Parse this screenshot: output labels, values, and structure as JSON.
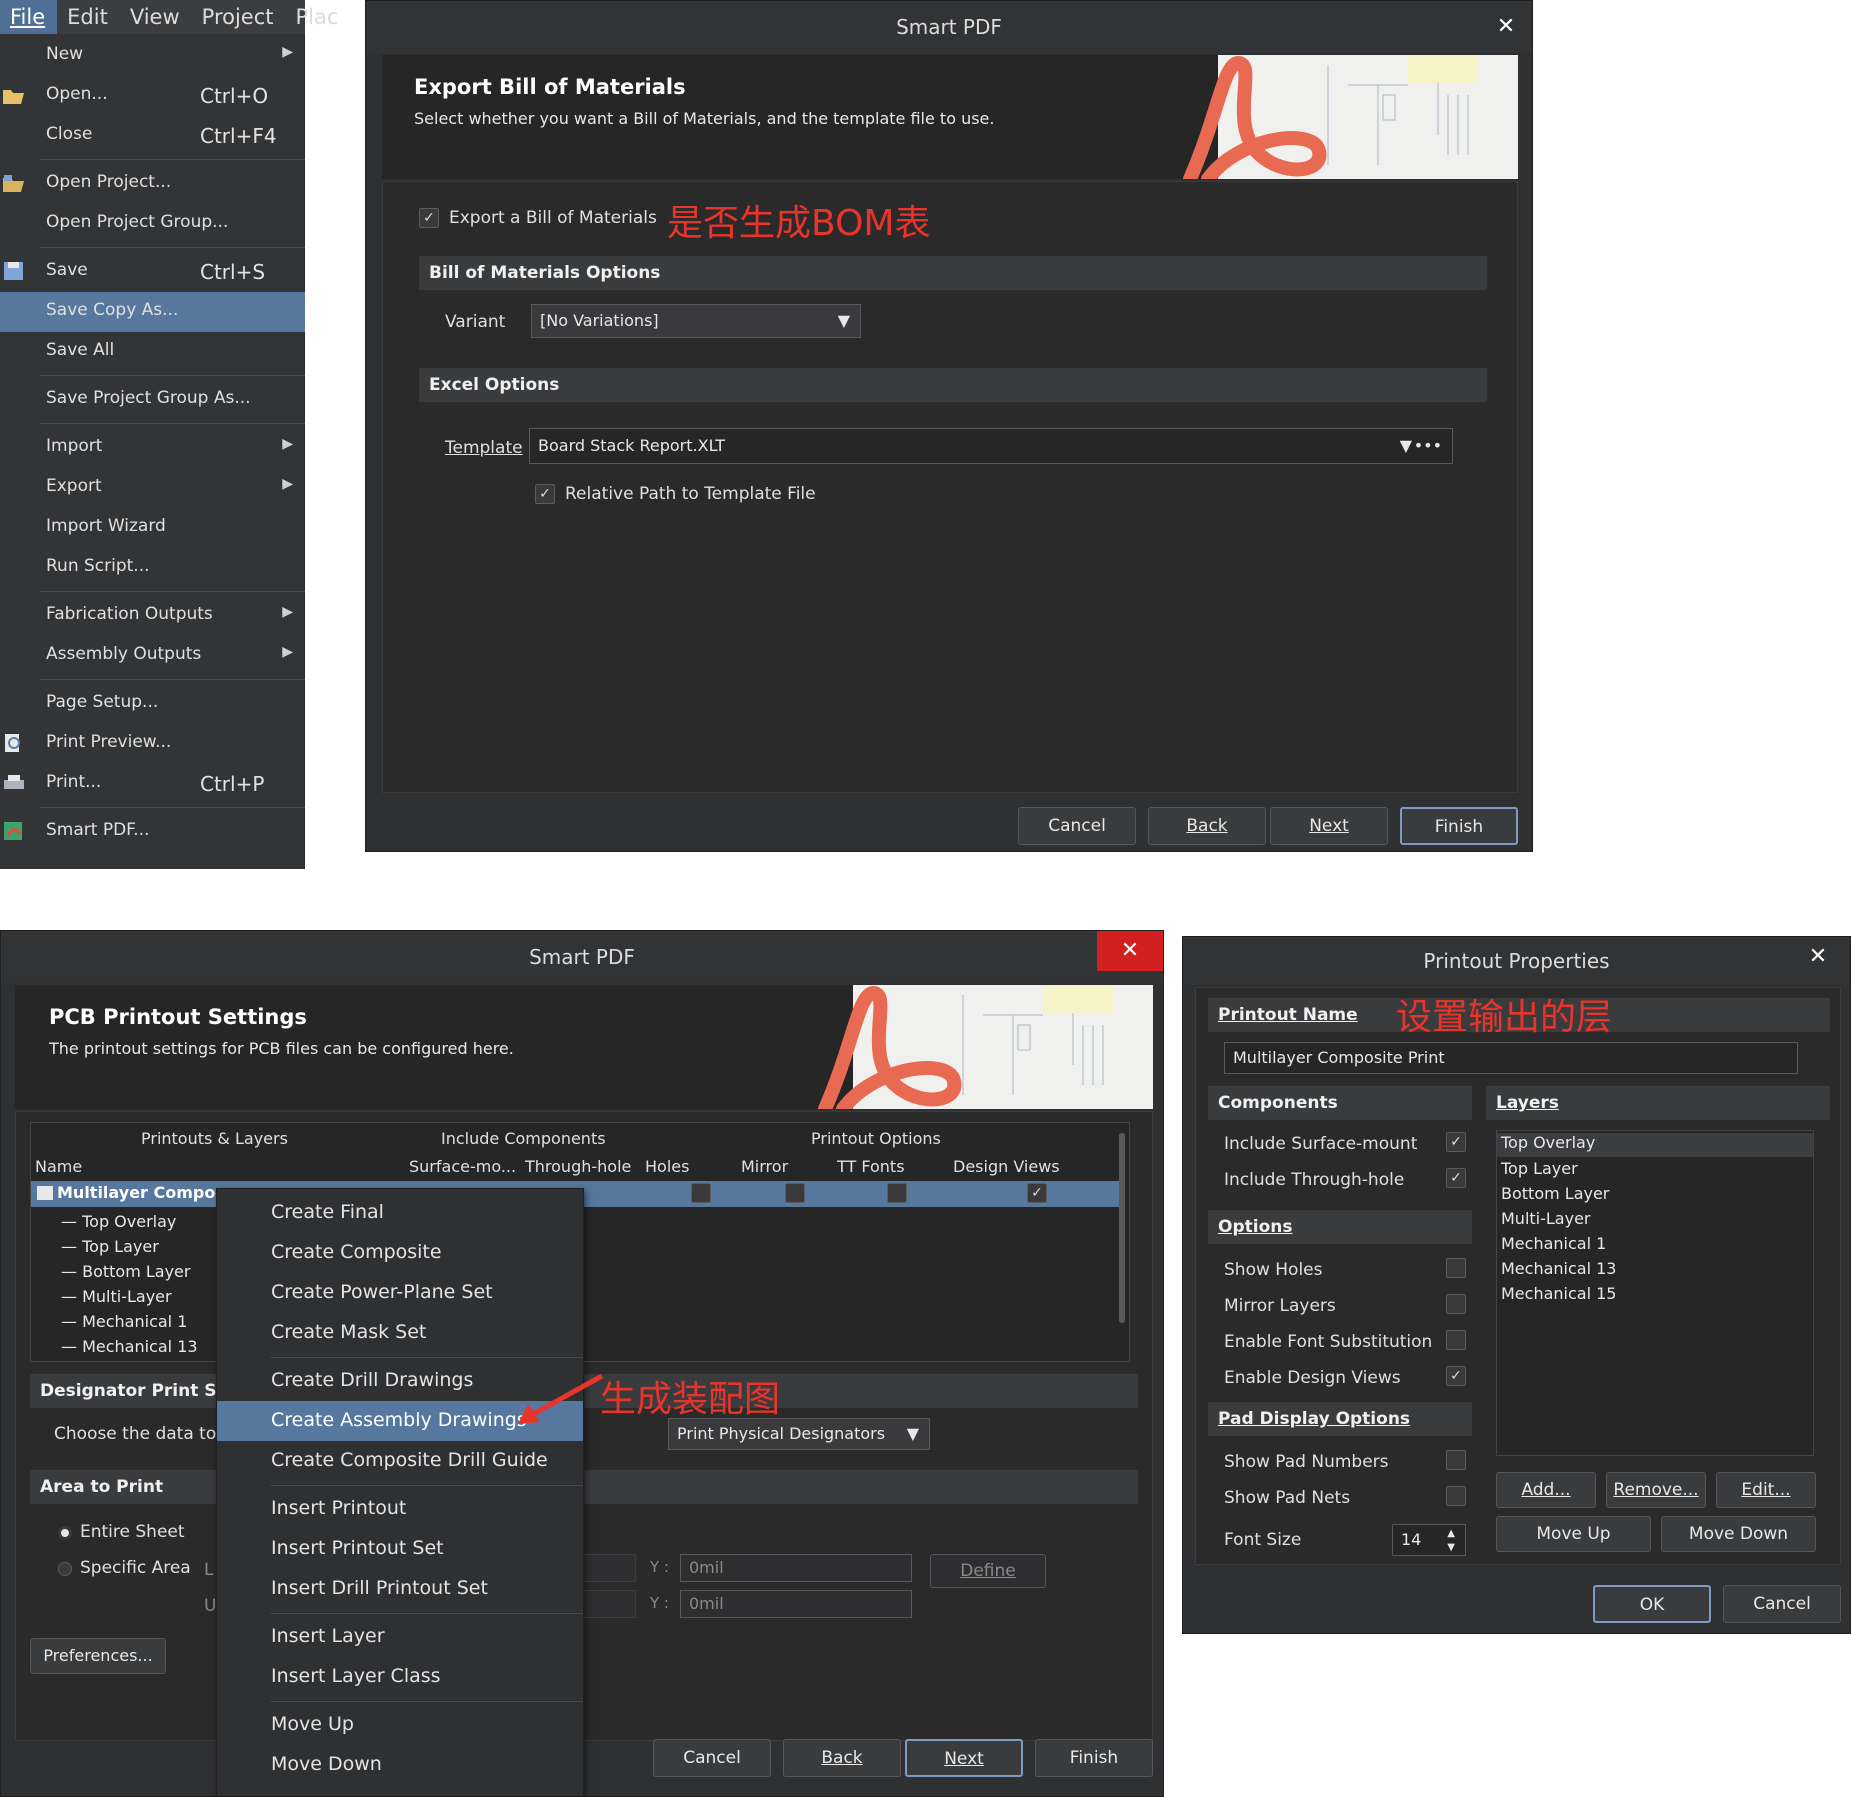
{
  "menubar": {
    "items": [
      "File",
      "Edit",
      "View",
      "Project",
      "Plac"
    ]
  },
  "file_menu": {
    "items": [
      {
        "label": "New",
        "shortcut": "",
        "submenu": true
      },
      {
        "label": "Open...",
        "shortcut": "Ctrl+O",
        "submenu": false
      },
      {
        "label": "Close",
        "shortcut": "Ctrl+F4",
        "submenu": false
      },
      {
        "label": "Open Project...",
        "shortcut": "",
        "submenu": false
      },
      {
        "label": "Open Project Group...",
        "shortcut": "",
        "submenu": false
      },
      {
        "label": "Save",
        "shortcut": "Ctrl+S",
        "submenu": false
      },
      {
        "label": "Save Copy As...",
        "shortcut": "",
        "submenu": false
      },
      {
        "label": "Save All",
        "shortcut": "",
        "submenu": false
      },
      {
        "label": "Save Project Group As...",
        "shortcut": "",
        "submenu": false
      },
      {
        "label": "Import",
        "shortcut": "",
        "submenu": true
      },
      {
        "label": "Export",
        "shortcut": "",
        "submenu": true
      },
      {
        "label": "Import Wizard",
        "shortcut": "",
        "submenu": false
      },
      {
        "label": "Run Script...",
        "shortcut": "",
        "submenu": false
      },
      {
        "label": "Fabrication Outputs",
        "shortcut": "",
        "submenu": true
      },
      {
        "label": "Assembly Outputs",
        "shortcut": "",
        "submenu": true
      },
      {
        "label": "Page Setup...",
        "shortcut": "",
        "submenu": false
      },
      {
        "label": "Print Preview...",
        "shortcut": "",
        "submenu": false
      },
      {
        "label": "Print...",
        "shortcut": "Ctrl+P",
        "submenu": false
      },
      {
        "label": "Smart PDF...",
        "shortcut": "",
        "submenu": false
      }
    ],
    "highlighted": "Save Copy As..."
  },
  "bom_dialog": {
    "title": "Smart PDF",
    "close": "✕",
    "header_title": "Export Bill of Materials",
    "header_sub": "Select whether you want a Bill of Materials, and the template file to use.",
    "export_bom_label": "Export a Bill of Materials",
    "export_bom_checked": true,
    "annotation": "是否生成BOM表",
    "bom_options_title": "Bill of Materials Options",
    "variant_label": "Variant",
    "variant_value": "[No Variations]",
    "excel_options_title": "Excel Options",
    "template_label": "Template",
    "template_value": "Board Stack Report.XLT",
    "relative_path_label": "Relative Path to Template File",
    "relative_path_checked": true,
    "buttons": {
      "cancel": "Cancel",
      "back": "Back",
      "next": "Next",
      "finish": "Finish"
    }
  },
  "pcb_dialog": {
    "title": "Smart PDF",
    "close": "✕",
    "header_title": "PCB Printout Settings",
    "header_sub": "The printout settings for PCB files can be configured here.",
    "group_headers": [
      "Printouts & Layers",
      "Include Components",
      "Printout Options"
    ],
    "columns": [
      "Name",
      "Surface-mo...",
      "Through-hole",
      "Holes",
      "Mirror",
      "TT Fonts",
      "Design Views"
    ],
    "tree_root": "Multilayer Compos",
    "tree_children": [
      "Top Overlay",
      "Top Layer",
      "Bottom Layer",
      "Multi-Layer",
      "Mechanical 1",
      "Mechanical 13"
    ],
    "designator_section": "Designator Print Setti",
    "choose_data_label": "Choose the data to",
    "designator_combo": "Print Physical Designators",
    "area_section": "Area to Print",
    "area_options": [
      "Entire Sheet",
      "Specific Area"
    ],
    "area_selected": "Entire Sheet",
    "lower_left_label": "L",
    "upper_right_label": "U",
    "y_label": "Y :",
    "y_value_1": "0mil",
    "y_value_2": "0mil",
    "define_button": "Define",
    "preferences_button": "Preferences...",
    "buttons": {
      "cancel": "Cancel",
      "back": "Back",
      "next": "Next",
      "finish": "Finish"
    },
    "annotation": "生成装配图"
  },
  "context_menu": {
    "items": [
      "Create Final",
      "Create Composite",
      "Create Power-Plane Set",
      "Create Mask Set",
      "Create Drill Drawings",
      "Create Assembly Drawings",
      "Create Composite Drill Guide",
      "Insert Printout",
      "Insert Printout Set",
      "Insert Drill Printout Set",
      "Insert Layer",
      "Insert Layer Class",
      "Move Up",
      "Move Down"
    ],
    "highlighted": "Create Assembly Drawings"
  },
  "printout_props": {
    "title": "Printout Properties",
    "close": "✕",
    "name_section": "Printout Name",
    "name_value": "Multilayer Composite Print",
    "annotation": "设置输出的层",
    "components_section": "Components",
    "include_smt": "Include Surface-mount",
    "include_th": "Include Through-hole",
    "options_section": "Options",
    "show_holes": "Show Holes",
    "mirror_layers": "Mirror Layers",
    "font_subst": "Enable Font Substitution",
    "design_views": "Enable Design Views",
    "pad_section": "Pad Display Options",
    "show_pad_numbers": "Show Pad Numbers",
    "show_pad_nets": "Show Pad Nets",
    "font_size_label": "Font Size",
    "font_size_value": "14",
    "layers_section": "Layers",
    "layers": [
      "Top Overlay",
      "Top Layer",
      "Bottom Layer",
      "Multi-Layer",
      "Mechanical 1",
      "Mechanical 13",
      "Mechanical 15"
    ],
    "layers_selected": "Top Overlay",
    "add": "Add...",
    "remove": "Remove...",
    "edit": "Edit...",
    "move_up": "Move Up",
    "move_down": "Move Down",
    "ok": "OK",
    "cancel": "Cancel"
  },
  "colors": {
    "accent": "#56789e",
    "annotation": "#e8342a",
    "dialog_bg": "#2f3032",
    "header_bg": "#262627"
  }
}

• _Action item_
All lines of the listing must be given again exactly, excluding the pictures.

• _Exercise output_
Parse this screenshot: output labels, values, and structure as JSON.
{
  "menubar": {
    "items": [
      "File",
      "Edit",
      "View",
      "Project",
      "Plac"
    ]
  },
  "file_menu": {
    "items": [
      {
        "label": "New",
        "shortcut": "",
        "submenu": true
      },
      {
        "label": "Open...",
        "shortcut": "Ctrl+O",
        "submenu": false
      },
      {
        "label": "Close",
        "shortcut": "Ctrl+F4",
        "submenu": false
      },
      {
        "label": "Open Project...",
        "shortcut": "",
        "submenu": false
      },
      {
        "label": "Open Project Group...",
        "shortcut": "",
        "submenu": false
      },
      {
        "label": "Save",
        "shortcut": "Ctrl+S",
        "submenu": false
      },
      {
        "label": "Save Copy As...",
        "shortcut": "",
        "submenu": false
      },
      {
        "label": "Save All",
        "shortcut": "",
        "submenu": false
      },
      {
        "label": "Save Project Group As...",
        "shortcut": "",
        "submenu": false
      },
      {
        "label": "Import",
        "shortcut": "",
        "submenu": true
      },
      {
        "label": "Export",
        "shortcut": "",
        "submenu": true
      },
      {
        "label": "Import Wizard",
        "shortcut": "",
        "submenu": false
      },
      {
        "label": "Run Script...",
        "shortcut": "",
        "submenu": false
      },
      {
        "label": "Fabrication Outputs",
        "shortcut": "",
        "submenu": true
      },
      {
        "label": "Assembly Outputs",
        "shortcut": "",
        "submenu": true
      },
      {
        "label": "Page Setup...",
        "shortcut": "",
        "submenu": false
      },
      {
        "label": "Print Preview...",
        "shortcut": "",
        "submenu": false
      },
      {
        "label": "Print...",
        "shortcut": "Ctrl+P",
        "submenu": false
      },
      {
        "label": "Smart PDF...",
        "shortcut": "",
        "submenu": false
      }
    ],
    "highlighted": "Save Copy As..."
  },
  "bom_dialog": {
    "title": "Smart PDF",
    "close": "✕",
    "header_title": "Export Bill of Materials",
    "header_sub": "Select whether you want a Bill of Materials, and the template file to use.",
    "export_bom_label": "Export a Bill of Materials",
    "export_bom_checked": true,
    "annotation": "是否生成BOM表",
    "bom_options_title": "Bill of Materials Options",
    "variant_label": "Variant",
    "variant_value": "[No Variations]",
    "excel_options_title": "Excel Options",
    "template_label": "Template",
    "template_value": "Board Stack Report.XLT",
    "relative_path_label": "Relative Path to Template File",
    "relative_path_checked": true,
    "buttons": {
      "cancel": "Cancel",
      "back": "Back",
      "next": "Next",
      "finish": "Finish"
    }
  },
  "pcb_dialog": {
    "title": "Smart PDF",
    "close": "✕",
    "header_title": "PCB Printout Settings",
    "header_sub": "The printout settings for PCB files can be configured here.",
    "group_headers": [
      "Printouts & Layers",
      "Include Components",
      "Printout Options"
    ],
    "columns": [
      "Name",
      "Surface-mo...",
      "Through-hole",
      "Holes",
      "Mirror",
      "TT Fonts",
      "Design Views"
    ],
    "tree_root": "Multilayer Compos",
    "tree_children": [
      "Top Overlay",
      "Top Layer",
      "Bottom Layer",
      "Multi-Layer",
      "Mechanical 1",
      "Mechanical 13"
    ],
    "designator_section": "Designator Print Setti",
    "choose_data_label": "Choose the data to",
    "designator_combo": "Print Physical Designators",
    "area_section": "Area to Print",
    "area_options": [
      "Entire Sheet",
      "Specific Area"
    ],
    "area_selected": "Entire Sheet",
    "lower_left_label": "L",
    "upper_right_label": "U",
    "y_label": "Y :",
    "y_value_1": "0mil",
    "y_value_2": "0mil",
    "define_button": "Define",
    "preferences_button": "Preferences...",
    "buttons": {
      "cancel": "Cancel",
      "back": "Back",
      "next": "Next",
      "finish": "Finish"
    },
    "annotation": "生成装配图"
  },
  "context_menu": {
    "items": [
      "Create Final",
      "Create Composite",
      "Create Power-Plane Set",
      "Create Mask Set",
      "Create Drill Drawings",
      "Create Assembly Drawings",
      "Create Composite Drill Guide",
      "Insert Printout",
      "Insert Printout Set",
      "Insert Drill Printout Set",
      "Insert Layer",
      "Insert Layer Class",
      "Move Up",
      "Move Down"
    ],
    "highlighted": "Create Assembly Drawings"
  },
  "printout_props": {
    "title": "Printout Properties",
    "close": "✕",
    "name_section": "Printout Name",
    "name_value": "Multilayer Composite Print",
    "annotation": "设置输出的层",
    "components_section": "Components",
    "include_smt": "Include Surface-mount",
    "include_th": "Include Through-hole",
    "options_section": "Options",
    "show_holes": "Show Holes",
    "mirror_layers": "Mirror Layers",
    "font_subst": "Enable Font Substitution",
    "design_views": "Enable Design Views",
    "pad_section": "Pad Display Options",
    "show_pad_numbers": "Show Pad Numbers",
    "show_pad_nets": "Show Pad Nets",
    "font_size_label": "Font Size",
    "font_size_value": "14",
    "layers_section": "Layers",
    "layers": [
      "Top Overlay",
      "Top Layer",
      "Bottom Layer",
      "Multi-Layer",
      "Mechanical 1",
      "Mechanical 13",
      "Mechanical 15"
    ],
    "layers_selected": "Top Overlay",
    "add": "Add...",
    "remove": "Remove...",
    "edit": "Edit...",
    "move_up": "Move Up",
    "move_down": "Move Down",
    "ok": "OK",
    "cancel": "Cancel"
  },
  "colors": {
    "accent": "#56789e",
    "annotation": "#e8342a",
    "dialog_bg": "#2f3032",
    "header_bg": "#262627"
  }
}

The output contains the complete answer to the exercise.